Where is the most remote place on earth you have been? No cell reception, no good food, no Starbucks? No, not the Aswan High Dam, but the Northwest Passage Scenic Byway All American Road -- what a mouthful! This is Nez Perce (Lewis and Clark) country. The drive was along the Clearwater River was some of the most spectacular scenery I’ve seen in the Lower 48.
Best part: no one is here. Idaho is empty. You can come during high season and you won’t feel crowded. You are off the beaten path, my friend. This area of the country is difficult to get to so you really have to enjoy road trips. I’ve been on many myself and no exagerration, aside from my children arguing in the back seat, this was one of the most enjoyable. I’ve been on the 17 Mile Road in Carmel and truthfully, this drive, on Highway 12, which follows the Clearwater River, is so much more enjoyable because it’s neither too windy nor too steep. You will develop an appreciation of how difficult Lewis and Clark had it because the area has hardly been developed since that time. Sure, there’s a road and a few people floating down the river, but not much else between the remote and tiny towns.
The NCITA (North Central Idaho Travel Association) has audio tours that you can download to your MP3 player to listen to while you’re on the road.
We drove from White Bird, Idaho and ended up in Clarkston, WA, which is just across the Snake River from Lewiston, ID. With all of our stops, it took about 4 hours -- about 100 miles. It was a Sunday, so not much was open, although we did go to the Dworshak Fish Hatchery and take a parking lot tour of the correctional facility -- prison -- in Orofino. That was the part where we gave our kids a lecture for not listening to us, telling (begging) them not to argue.
Please remember that this is Idaho and not Italy: that means that the food is... not so great.
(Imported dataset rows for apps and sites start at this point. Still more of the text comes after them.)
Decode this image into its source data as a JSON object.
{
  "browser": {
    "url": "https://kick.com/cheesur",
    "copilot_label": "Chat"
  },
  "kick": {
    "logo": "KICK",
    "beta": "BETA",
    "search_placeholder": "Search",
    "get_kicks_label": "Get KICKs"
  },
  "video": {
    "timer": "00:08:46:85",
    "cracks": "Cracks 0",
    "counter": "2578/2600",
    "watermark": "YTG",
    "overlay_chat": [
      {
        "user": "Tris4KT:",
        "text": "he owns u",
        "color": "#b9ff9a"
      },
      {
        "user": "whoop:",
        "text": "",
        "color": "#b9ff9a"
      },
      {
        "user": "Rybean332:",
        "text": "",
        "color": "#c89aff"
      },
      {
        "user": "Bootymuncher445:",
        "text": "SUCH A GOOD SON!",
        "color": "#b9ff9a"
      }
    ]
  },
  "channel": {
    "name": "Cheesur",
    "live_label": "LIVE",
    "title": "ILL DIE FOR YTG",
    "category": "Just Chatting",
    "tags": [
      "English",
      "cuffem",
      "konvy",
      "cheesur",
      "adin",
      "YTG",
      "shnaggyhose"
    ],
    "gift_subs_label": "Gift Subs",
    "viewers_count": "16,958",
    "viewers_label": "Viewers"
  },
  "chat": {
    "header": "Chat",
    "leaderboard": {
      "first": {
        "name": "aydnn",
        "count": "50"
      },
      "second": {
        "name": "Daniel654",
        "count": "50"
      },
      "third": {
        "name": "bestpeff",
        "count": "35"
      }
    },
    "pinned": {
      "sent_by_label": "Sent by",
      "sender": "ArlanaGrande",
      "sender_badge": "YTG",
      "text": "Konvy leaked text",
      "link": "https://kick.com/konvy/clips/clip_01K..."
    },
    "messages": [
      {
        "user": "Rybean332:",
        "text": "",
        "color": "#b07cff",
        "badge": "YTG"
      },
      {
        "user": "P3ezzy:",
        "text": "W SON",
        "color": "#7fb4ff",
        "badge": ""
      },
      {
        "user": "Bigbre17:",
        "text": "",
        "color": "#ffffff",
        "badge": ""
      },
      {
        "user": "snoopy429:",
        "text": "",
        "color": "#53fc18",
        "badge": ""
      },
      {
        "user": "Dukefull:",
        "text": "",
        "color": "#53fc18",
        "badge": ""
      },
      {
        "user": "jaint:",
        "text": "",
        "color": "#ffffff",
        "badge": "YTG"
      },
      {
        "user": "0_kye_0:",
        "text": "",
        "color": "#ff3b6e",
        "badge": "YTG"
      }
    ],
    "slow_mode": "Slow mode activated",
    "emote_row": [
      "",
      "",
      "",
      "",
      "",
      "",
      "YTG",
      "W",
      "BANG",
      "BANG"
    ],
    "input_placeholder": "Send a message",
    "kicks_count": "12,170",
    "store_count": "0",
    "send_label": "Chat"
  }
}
We went to a supermarket and bought food for a picnic along the Clearwater River. So lovely and I'm sure the food was better than any diner we passed. (That said, please let me know if I'm wrong -- we did eat in restaurants a bit on this trip.)
In Clarkston, WA (just across the river from Lewiston, ID), we stayed at the Quality Inn and Suites on the Snake River and although it was not nearly as eccentric as our B&B stayin White Bird, it fit our needs:
For dinner, we ate at Rooster’s Waterfront Restaurant, walking distance from the hotel.
This is a turbo-charged, family-friendly restaurant that serves enormous portions and has a fantastic outdoor deck to sit on (when it’s not 100 degrees outside), overlooking the Snake River. Kids’ meals are quite inexpensive and happy hour is a deal and a half. They have half a dozen local beers on tap (!) and I ate a delicious, wild salmon.
Although there are lots of activities that you can do in Clarkston, (it is another entry point for Hell’s Canyon tours), we moved on the next day into Walla Walla, which is a little less than two hours away.
Walla Walla has a charm that extends beyond its population of thirty thousand. This is Washington wine country and the town boasts a plethora of good restaurants, tasting rooms and fun shops that cater to tourists. It doesn’t feel like a touristy town; it feels like Sonoma or Napa. OK, maybe that is touristy -- but with a super high level of sophistication (especially for Eastern Washington). I had an A+ iced latte at Olive Marketplace & Cafe. Walla Walla is a great half-way point between Seattle and Boise.
When I go back without my kids, there will be more to say about Walla Walla...
Author's Note: This was a sponsored trip. I received food and lodging.